In a paper published in the week on the preprint server Arxiv.org, scientists at Google AI, DeepMind, the Turing Institute, and therefore the University of Cambridge propose Performer, an AI model architecture that scales linearly and performs well on tasks like protein sequence modeling. They claim that it’s the potential to impact research on biological sequence analysis while lowering compute costs and compute complexity, at an equivalent time reducing energy consumption and subsequently carbon emissions.
The performer is an offshoot of Transformer, an architecture proposed by Google AI researchers in 2017. Transformers believe a trainable attention mechanism that specifies dependencies between elements of every input sequence (for instance, amino acids within a protein). It’s this that permits them to realize state-of-the-art leads to areas of machine learning including tongue processing, neural MT, document generation and summarization, and image and music generation.
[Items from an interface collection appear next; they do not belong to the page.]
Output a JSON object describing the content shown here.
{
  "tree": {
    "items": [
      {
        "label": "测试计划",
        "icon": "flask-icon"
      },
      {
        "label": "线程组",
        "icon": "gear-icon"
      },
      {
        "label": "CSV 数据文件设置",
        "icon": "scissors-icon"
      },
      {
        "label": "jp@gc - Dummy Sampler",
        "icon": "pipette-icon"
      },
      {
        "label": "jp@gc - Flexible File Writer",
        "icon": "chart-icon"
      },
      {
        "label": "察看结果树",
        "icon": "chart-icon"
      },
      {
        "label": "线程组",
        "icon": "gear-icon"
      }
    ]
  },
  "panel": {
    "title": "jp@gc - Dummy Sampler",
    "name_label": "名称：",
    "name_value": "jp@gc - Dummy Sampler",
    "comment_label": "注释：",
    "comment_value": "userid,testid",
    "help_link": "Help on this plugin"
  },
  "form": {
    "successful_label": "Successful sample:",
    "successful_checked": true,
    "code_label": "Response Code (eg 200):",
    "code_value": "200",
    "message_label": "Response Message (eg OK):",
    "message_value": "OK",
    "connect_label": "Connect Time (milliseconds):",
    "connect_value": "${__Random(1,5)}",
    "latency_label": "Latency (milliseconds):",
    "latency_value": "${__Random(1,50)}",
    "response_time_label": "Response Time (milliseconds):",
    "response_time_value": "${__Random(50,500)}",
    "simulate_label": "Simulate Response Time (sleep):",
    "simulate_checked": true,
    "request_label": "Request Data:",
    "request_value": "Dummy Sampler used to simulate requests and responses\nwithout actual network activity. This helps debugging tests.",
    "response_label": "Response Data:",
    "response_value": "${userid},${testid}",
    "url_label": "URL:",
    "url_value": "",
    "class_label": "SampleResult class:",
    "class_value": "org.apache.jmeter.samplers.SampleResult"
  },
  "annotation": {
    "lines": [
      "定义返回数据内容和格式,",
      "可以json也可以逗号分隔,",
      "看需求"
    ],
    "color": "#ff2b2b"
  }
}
But Transformers scale quadratically with the number of tokens — i.e., the sequence of characters — in an input sequence, which is prohibitively expensive for giant tokens.
By contrast, Performers scale linearly by the number of tokens in an input sequence. Their backbone is fast attention via orthogonal random features (FAVOR), a way that maintains marginal distributions of inputs while recognizing that different inputs are statistically independent. this enables Performers to handle long sequences and remain backward-compatible with pretrained regular Transformers, allowing them to be used beyond the scope of Transformers as a more scalable replacement for attention in computer vision, reinforcement learning, and other AI applications.
To evaluate the architecture, the researchers implemented a Performer on top of the pre-existing Transformer training code designed to model protein interactions. (Performer replaced only the eye component, while all other components remained an equivalent .) Both Performer- and Transformer-based baseline models were fed concatenated protein sequences 8,192 tokens long from the open-source database Tremble, and that they were trained on Google AI-designed third-generation tensor processing units (TPUs) containing 16GB of RAM per chip.
The researchers report that the Transformer-based models overloaded the chips’ memory even at a batch size of 1 per chip. On the opposite hand, Performer trained efficiently at a batch size of 16 per chip while self-improving continuously, increasing its performance as training progressed.
The results show Performer may benefit modern bioinformatics “immensely” by scaling up methods to coach faster, more accurate AI models, the co-authors say. “[This] opens the door to the power to style sets of molecules with pre-specified interaction properties. These approaches might be wont to augment existing physics-based design strategies that are of critical importance for instance within the development of the latest nanoparticle vaccines,” they wrote.
Notably, Performer follows the introduction of Reformer, an evolution of the Transformer that Google AI designed to handle context windows of up to 1 million words. By leveraging techniques like locality-sensitive hashing (LSH) and reversible residual layers to use memory efficiently and reduce complexity over long sequences, it’s ready to run on one AI accelerator chip using only 16GB of memory.
For its part, OpenAI recently debuted Sparse Transformers, an open-source machine learning system that will predict what comes next in text, image, and sound sequences 30 times longer than what’s possible with Transformers. Sparse Transformers form the inspiration of JukeBox, a machine learning framework that generates music — including rudimentary songs — as raw audio during a range of genres and musical styles.